All these shows shed viewers at an alarming rate. There's something to be said for risking something new but endless revivals of past failures (Survivors, Blake's 7) is pure madness, especially when the same tiny band of actors is in all of them. Lots of people liked Julie Graham in William and Mary. That was a significant time ago and she's been in nothing worthwhile since.

Dylan Thomas premiere

The Art of Conversation, R4 December 3 2008.

This was billed and produced as an undiscovered play but was actually a dramatic feature. The clue was the in-joke when a sailor at the palais de danse was telling his girl how popular the radio is aboard ship. "Except when there's a feature programme. No one listens to them."

Artistically it could not be a play because there was no dramatic conflict, merely dramatic interludes designed to illustrate the propaganda theme that "careless talk costs lives."

The device was an illustrated lecture about the decline of English conversation. The flashbacks to the conversational giants Wilde and Dr Johnson fell wide of the mark, illustrating the fact that they were monologuists not conversationalists, or more exactly pompous windbags.

The second half, however, came alive when the lecturer illustrated how pointless mundane chatter inadvertently passes useful info to the enemy. The key facts were cleverly 'bleeped' out with a choral chord. Unfortunately the producer, Alison Hindell - the Head of Drama, no less - considered it witty to incorporate the same device into the end credits. This is the same legendary humour that inspired her to use her trademark device of incorporating Richard Burton's half-pissed performance as First Voice in Under Milk Wood. It shows how little broadsheet critics know about the form when several thought this was actually part of Thomas's script.

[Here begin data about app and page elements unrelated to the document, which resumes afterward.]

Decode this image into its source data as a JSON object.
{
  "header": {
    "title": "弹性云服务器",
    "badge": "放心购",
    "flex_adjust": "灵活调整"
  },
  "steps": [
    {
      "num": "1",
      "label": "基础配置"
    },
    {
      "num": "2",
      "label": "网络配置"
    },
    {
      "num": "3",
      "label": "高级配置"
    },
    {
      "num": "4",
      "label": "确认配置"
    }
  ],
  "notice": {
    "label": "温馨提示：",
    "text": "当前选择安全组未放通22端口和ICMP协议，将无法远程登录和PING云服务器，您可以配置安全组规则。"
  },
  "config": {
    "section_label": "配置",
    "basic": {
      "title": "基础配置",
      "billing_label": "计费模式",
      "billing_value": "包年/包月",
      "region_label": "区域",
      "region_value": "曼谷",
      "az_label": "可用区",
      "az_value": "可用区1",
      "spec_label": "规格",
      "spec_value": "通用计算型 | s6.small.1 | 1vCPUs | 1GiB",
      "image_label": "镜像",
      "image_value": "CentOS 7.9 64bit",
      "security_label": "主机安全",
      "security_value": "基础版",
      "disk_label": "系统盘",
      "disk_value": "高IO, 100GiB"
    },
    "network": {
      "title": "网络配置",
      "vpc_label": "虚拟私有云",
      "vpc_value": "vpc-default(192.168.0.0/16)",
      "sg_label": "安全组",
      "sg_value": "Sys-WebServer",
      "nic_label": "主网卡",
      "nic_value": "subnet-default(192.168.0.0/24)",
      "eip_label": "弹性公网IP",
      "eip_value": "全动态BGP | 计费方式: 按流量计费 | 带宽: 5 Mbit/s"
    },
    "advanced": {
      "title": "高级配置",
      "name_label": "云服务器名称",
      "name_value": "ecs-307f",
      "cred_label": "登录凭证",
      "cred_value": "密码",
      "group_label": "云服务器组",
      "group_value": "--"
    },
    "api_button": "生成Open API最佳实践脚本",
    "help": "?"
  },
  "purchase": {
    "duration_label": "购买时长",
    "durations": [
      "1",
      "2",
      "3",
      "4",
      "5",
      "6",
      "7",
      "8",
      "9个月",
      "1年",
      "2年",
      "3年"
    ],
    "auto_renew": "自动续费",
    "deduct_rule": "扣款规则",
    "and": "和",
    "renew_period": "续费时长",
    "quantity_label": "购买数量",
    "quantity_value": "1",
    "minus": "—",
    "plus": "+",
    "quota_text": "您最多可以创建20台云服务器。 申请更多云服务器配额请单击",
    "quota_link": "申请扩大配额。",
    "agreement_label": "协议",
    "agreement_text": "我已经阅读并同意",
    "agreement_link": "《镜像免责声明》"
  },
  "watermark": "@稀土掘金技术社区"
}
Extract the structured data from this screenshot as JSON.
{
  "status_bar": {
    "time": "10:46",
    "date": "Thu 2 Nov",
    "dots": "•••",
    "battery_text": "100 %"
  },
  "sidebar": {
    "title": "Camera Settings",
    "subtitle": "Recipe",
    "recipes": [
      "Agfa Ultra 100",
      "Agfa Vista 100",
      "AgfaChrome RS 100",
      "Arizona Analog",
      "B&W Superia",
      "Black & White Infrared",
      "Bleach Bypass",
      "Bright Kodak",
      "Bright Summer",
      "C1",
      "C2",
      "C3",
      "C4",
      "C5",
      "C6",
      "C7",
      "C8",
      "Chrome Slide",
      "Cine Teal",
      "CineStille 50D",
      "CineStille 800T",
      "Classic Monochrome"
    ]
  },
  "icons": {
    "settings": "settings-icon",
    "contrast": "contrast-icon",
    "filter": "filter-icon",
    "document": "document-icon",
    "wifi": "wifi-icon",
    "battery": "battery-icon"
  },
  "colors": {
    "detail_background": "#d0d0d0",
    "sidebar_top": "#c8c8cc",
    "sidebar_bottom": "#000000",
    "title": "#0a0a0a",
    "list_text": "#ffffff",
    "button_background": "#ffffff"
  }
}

Nevertheless - a considerable archival discovery by Andrew Lycett and well worth production.